Irving Penn was one of the first photographers to cross the distance between magazine photography and art, during a time where magazine photography was undervalued and belittled, and convinced many to take that discipline with the seriousness it deserved.
As a result, all his production, both his portraits and his fashion images, defined the elegance of the 50’s. The American photographer was not, however, only a famous fashion photographer: his works grasped different areas of the photographic medium, from portrait to still life. He was much more than a photographer; he was an artist.
Penn was born on June 16th, 1917 in Plainfield, in New Jersey, to a Russian Jewish family. Older brother of the famous director Arthur Penn, he studied drawing, painting, graphics and industrial arts at the Philadelphia Museum School of Industrial Art –actual University of the Arts– where he graduated in 1938.
His teacher was Alexey Brodovitch, who would also later be his supervisor at Harper’s Bazaar magazine, where Penn worked at his command as a student. During this period, Harper’s Bazaar published several of his drawings in the magazine. He worked for two years as a freelance designer and began taking his first amateur photographs before Brodovitch was hired as an art director in Saks luxury stores on Fifth Avenue in 1940.
In 1941 he moved to Mexico for a year, with the intention of becoming a painter. In this period, he approaches photography, taking photographs while traveling through the Central and South American landscape. Disappointed by his paintings, he destroys them before returning to New York.
When he returned to New York, the new artistic director of Vogue, Alexander Liberman, offered him to enter the Art Department of the magazine. After a while working as a designer, Alexander urged him to try photography. He soon discovered his passion for this discipline.
“I can be obsessed with anything if I look at it long enough. This is the curse of being a photographer.”
Liberman, who was determined to modernize the magazine’s images, got struck by the negatives of Penn’s recent travels and launched him as a photographer. After long hours of experimentation with lighting and in the dark room, Penn achieved technical mastery. But the secret of his art was based on a conviction: the most important ingredient in photography is in the capture of a soul, whether through the flight of a dress or any banal object.

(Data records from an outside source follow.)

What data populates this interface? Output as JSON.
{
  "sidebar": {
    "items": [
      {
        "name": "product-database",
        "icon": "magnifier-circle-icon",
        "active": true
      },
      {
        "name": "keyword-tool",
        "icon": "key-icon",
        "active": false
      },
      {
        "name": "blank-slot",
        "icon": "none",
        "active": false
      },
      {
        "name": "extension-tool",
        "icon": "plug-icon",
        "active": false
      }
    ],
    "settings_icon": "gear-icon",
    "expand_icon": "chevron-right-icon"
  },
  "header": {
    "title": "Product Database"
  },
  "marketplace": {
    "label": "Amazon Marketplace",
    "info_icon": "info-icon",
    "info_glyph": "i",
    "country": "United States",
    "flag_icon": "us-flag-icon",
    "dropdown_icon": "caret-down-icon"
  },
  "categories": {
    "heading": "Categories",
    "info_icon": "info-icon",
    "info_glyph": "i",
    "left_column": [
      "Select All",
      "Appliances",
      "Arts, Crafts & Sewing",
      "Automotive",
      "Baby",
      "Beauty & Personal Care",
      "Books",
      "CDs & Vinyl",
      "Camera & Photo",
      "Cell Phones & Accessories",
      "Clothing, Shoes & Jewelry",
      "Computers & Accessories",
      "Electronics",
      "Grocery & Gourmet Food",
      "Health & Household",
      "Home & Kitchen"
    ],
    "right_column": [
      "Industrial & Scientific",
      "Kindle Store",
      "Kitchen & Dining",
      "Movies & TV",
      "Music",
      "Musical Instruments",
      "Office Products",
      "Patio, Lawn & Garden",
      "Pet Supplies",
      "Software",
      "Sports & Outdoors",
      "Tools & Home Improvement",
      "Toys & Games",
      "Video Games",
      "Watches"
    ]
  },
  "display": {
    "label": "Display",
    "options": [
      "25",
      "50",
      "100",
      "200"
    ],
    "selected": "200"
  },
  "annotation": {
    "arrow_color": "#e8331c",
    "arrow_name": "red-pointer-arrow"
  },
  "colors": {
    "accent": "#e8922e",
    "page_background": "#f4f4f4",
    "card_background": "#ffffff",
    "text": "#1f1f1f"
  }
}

His first cover for Vogue was published in October 1943. At that time there were still no models on the cover, and he fixed a still life with a leather bag and brown cloth, a gray handkerchief, a sheet with citrus fruits and a note hanging on a wall announcing the contents of the month: ‘accessories’. It was the launch of a long career in which he continued working on the magazine photographing portraits, photographic essays, covers and fashion.
During the World War II, like many of his countrymen, Penn was mobilized. In his case, as a driver in the ambulance corps of the US Army in Italy and then as a photographer in the American Field Service in India, China and Europe.

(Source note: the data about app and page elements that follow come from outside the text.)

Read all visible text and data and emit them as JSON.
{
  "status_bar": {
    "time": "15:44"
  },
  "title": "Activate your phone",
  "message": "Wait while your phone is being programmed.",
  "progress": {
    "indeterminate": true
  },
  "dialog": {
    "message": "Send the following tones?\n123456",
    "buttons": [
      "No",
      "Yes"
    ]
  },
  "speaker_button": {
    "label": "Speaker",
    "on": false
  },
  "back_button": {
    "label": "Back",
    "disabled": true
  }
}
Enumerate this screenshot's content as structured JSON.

Many photographers feel their client is the subject. My client is a woman in Kansas who reads Vogue. I’m trying to intrigue, stimulate, feed her. My responsibility is to the reader. The severe portrait that is not the greatest joy in the world to the subject may be enormously interesting to the reader.

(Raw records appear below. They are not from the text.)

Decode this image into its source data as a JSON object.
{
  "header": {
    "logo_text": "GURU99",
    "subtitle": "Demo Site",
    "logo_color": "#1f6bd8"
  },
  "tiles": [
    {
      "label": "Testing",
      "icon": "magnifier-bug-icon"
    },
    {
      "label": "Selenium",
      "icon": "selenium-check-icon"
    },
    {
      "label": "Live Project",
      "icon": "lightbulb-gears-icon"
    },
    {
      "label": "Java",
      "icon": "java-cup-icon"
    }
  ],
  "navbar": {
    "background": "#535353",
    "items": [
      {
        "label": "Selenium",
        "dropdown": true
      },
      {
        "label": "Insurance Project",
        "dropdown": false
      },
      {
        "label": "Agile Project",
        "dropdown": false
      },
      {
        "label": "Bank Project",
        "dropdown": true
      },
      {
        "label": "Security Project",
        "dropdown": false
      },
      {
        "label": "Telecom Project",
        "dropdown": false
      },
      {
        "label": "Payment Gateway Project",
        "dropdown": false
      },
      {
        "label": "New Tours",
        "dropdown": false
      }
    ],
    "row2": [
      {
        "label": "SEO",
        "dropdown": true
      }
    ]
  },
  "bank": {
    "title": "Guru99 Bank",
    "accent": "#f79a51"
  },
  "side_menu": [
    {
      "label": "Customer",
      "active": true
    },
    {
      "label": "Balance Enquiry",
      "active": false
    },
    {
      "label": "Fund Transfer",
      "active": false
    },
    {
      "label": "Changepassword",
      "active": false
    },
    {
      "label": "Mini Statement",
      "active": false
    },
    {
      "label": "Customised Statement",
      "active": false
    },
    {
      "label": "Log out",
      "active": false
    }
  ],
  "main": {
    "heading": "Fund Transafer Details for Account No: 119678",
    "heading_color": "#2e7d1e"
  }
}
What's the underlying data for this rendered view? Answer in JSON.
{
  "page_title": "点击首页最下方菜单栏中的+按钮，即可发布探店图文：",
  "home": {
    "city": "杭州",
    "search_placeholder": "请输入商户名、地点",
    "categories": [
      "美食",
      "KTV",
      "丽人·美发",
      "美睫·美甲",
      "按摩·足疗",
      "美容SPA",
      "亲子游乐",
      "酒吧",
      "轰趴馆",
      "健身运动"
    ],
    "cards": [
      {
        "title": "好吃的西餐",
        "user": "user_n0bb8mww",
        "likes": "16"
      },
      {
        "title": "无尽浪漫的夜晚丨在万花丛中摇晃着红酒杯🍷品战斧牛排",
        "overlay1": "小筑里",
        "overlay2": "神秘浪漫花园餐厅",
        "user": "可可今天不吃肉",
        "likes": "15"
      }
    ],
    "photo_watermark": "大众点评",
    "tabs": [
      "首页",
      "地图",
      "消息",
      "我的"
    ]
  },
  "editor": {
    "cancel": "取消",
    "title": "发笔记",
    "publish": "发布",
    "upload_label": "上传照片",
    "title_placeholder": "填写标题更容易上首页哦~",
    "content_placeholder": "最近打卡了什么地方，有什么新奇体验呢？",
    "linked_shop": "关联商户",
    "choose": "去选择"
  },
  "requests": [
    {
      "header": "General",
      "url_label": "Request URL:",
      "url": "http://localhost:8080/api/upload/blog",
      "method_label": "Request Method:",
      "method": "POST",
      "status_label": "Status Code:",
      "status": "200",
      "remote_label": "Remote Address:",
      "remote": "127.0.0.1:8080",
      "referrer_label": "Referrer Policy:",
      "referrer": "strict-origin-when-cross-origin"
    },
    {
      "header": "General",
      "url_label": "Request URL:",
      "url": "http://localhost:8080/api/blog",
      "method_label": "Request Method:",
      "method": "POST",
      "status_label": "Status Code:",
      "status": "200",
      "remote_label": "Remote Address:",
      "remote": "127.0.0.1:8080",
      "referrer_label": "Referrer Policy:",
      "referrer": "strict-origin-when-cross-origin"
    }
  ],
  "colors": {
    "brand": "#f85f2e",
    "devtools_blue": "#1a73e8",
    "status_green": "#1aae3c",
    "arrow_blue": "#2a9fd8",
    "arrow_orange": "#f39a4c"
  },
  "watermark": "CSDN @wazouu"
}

It was in Rome where, by chance, he met the painter Giorgio de Chirico, whom he admired. For two days, De Chirico showed him the city while Irving took pictures of the artist. These would be the first of a long list of portraits of great characters in art and literature that he would later specialize on. When he returned to Vogue in 1946, he began to complement his work in fashion with portraits of intellectuals, actors and artists.
Liberman sent him all over the world to make portraits and fashion photos. In the same period, the American photographer undertakes an important personal project, photographing nudes at close range in the studio. Images deemed too provocative, however, are not shown for decades.
Starting in the 1950’s, Penn also approached the world of advertising. His still life photographs experiment with stroboscopic lights to produce highly dynamic images. During the many journeys undertaken for Vogue’s services, Penn begins to perform impromptu photographic sessions, made inside a portable studio in which he portrays ordinary people met on the street.
In 1977 the Metropolitan Museum in New York exhibited the ‘Street Material’ series. Having become one of the most renowned photographers in the world, his work has been exhibited in important publications. These include the retrospectives at MOMA in New York in 1984, the National Portrait Gallery in Washington in 1990 and the Moderna Museet in Stockholm in 1995.
He died in 2009, at the age of 92 in his Manhattan home.